"Insect protein is a very sustainable source of protein because it can be produced locally and requires relatively low amounts of water and pesticides, amongst other things," says Katz. “However, the protein is not of vegetarian origin. But if we look further into the future, insects definitely have huge potential as a food source for humans. Insect burgers and energy bars are already available today. It is grotesque, however, that the rules for the food sector are much less strict than for animal feed. Nowadays, it is relatively easy to quickly implement a food item that falls under the “new food” category. But generally speaking, insects will certainly be accepted faster as a human food in non-European cultures.”
“The natural insect macromolecules are not just suitable as food,” Zibek says. “Insect protein can be processed into stable foils via cleavage and cross-linking, making it an alternative to traditional plastics and plastics made of materials such as whey or casein, which can also be used for producing food.”
And a third insect material flow could open up a multitude of new possibilities for technical applications: insect fats. “Insect fat has an interesting composition and is a sustainable domestic source that can replace tropical oils,” says the biotechnologist. The “Allianz Biotenside” (biosurfactant alliance funded through the BMBF, funding code 031B0469A-Q), involving renowned German companies and research institutions, is investigating the potential of insect fat. The fatty acid composition of the end product can be controlled by feeding the insect larvae different substrates. “The results are very promising. Using microorganisms, we have been able to produce insect fat that can be used for making a wide variety of biosurfactants for cosmetics and detergents,” says Zibek. “This is already working quite well. We are now in the process of optimising the fermentation process.”
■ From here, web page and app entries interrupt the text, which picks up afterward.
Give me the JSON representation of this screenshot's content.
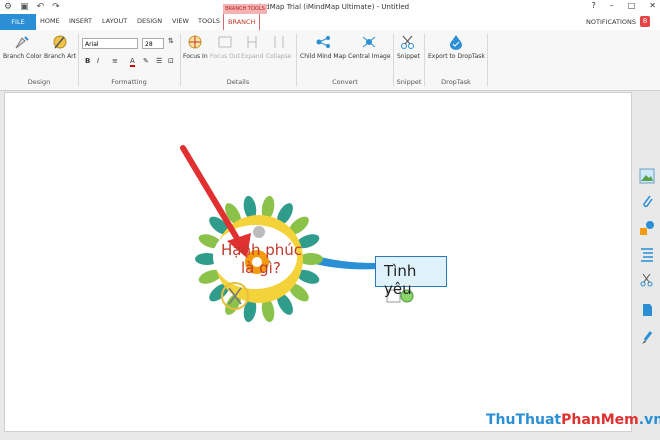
{
  "titlebar": {
    "title": "iMindMap Trial (iMindMap Ultimate) - Untitled"
  },
  "window_controls": {
    "help": "?",
    "minimize": "–",
    "maximize": "□",
    "close": "✕"
  },
  "tabs": {
    "file": "FILE",
    "home": "HOME",
    "insert": "INSERT",
    "layout": "LAYOUT",
    "design": "DESIGN",
    "view": "VIEW",
    "tools": "TOOLS",
    "branch": "BRANCH"
  },
  "context_tab_label": "BRANCH TOOLS",
  "notifications": {
    "label": "NOTIFICATIONS",
    "count": "8"
  },
  "ribbon": {
    "branch_color": "Branch Color",
    "branch_art": "Branch Art",
    "font_name": "Arial",
    "font_size": "28",
    "bold": "B",
    "italic": "I",
    "focus_in": "Focus In",
    "focus_out": "Focus Out",
    "expand": "Expand",
    "collapse": "Collapse",
    "child_mind_map": "Child Mind Map",
    "central_image": "Central Image",
    "snippet": "Snippet",
    "export_droptask": "Export to DropTask"
  },
  "groups": {
    "design": "Design",
    "formatting": "Formatting",
    "details": "Details",
    "convert": "Convert",
    "snippet": "Snippet",
    "droptask": "DropTask"
  },
  "mindmap": {
    "central_line1": "Hạnh phúc",
    "central_line2": "là gì?",
    "branch_node": "Tình yêu",
    "accent": "#2b8fd6",
    "central_text_color": "#c0392b"
  },
  "watermark": {
    "part1": "ThuThuat",
    "part2": "PhanMem",
    "part3": ".vn"
  }
}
Finally, it would also be possible to use insect skins and other residues as fertilisers. "But it would be a pity to use them just as fertiliser,” says the scientist, going on to add: “In fact, we can actually add value to chitin. One thing we could do is simply remove and collect the skins and spread the remaining insect manure on the fields as a fertiliser. We could even use insect manure in biogas plants. Then our insect biorefinery would generate a fourth material flow.”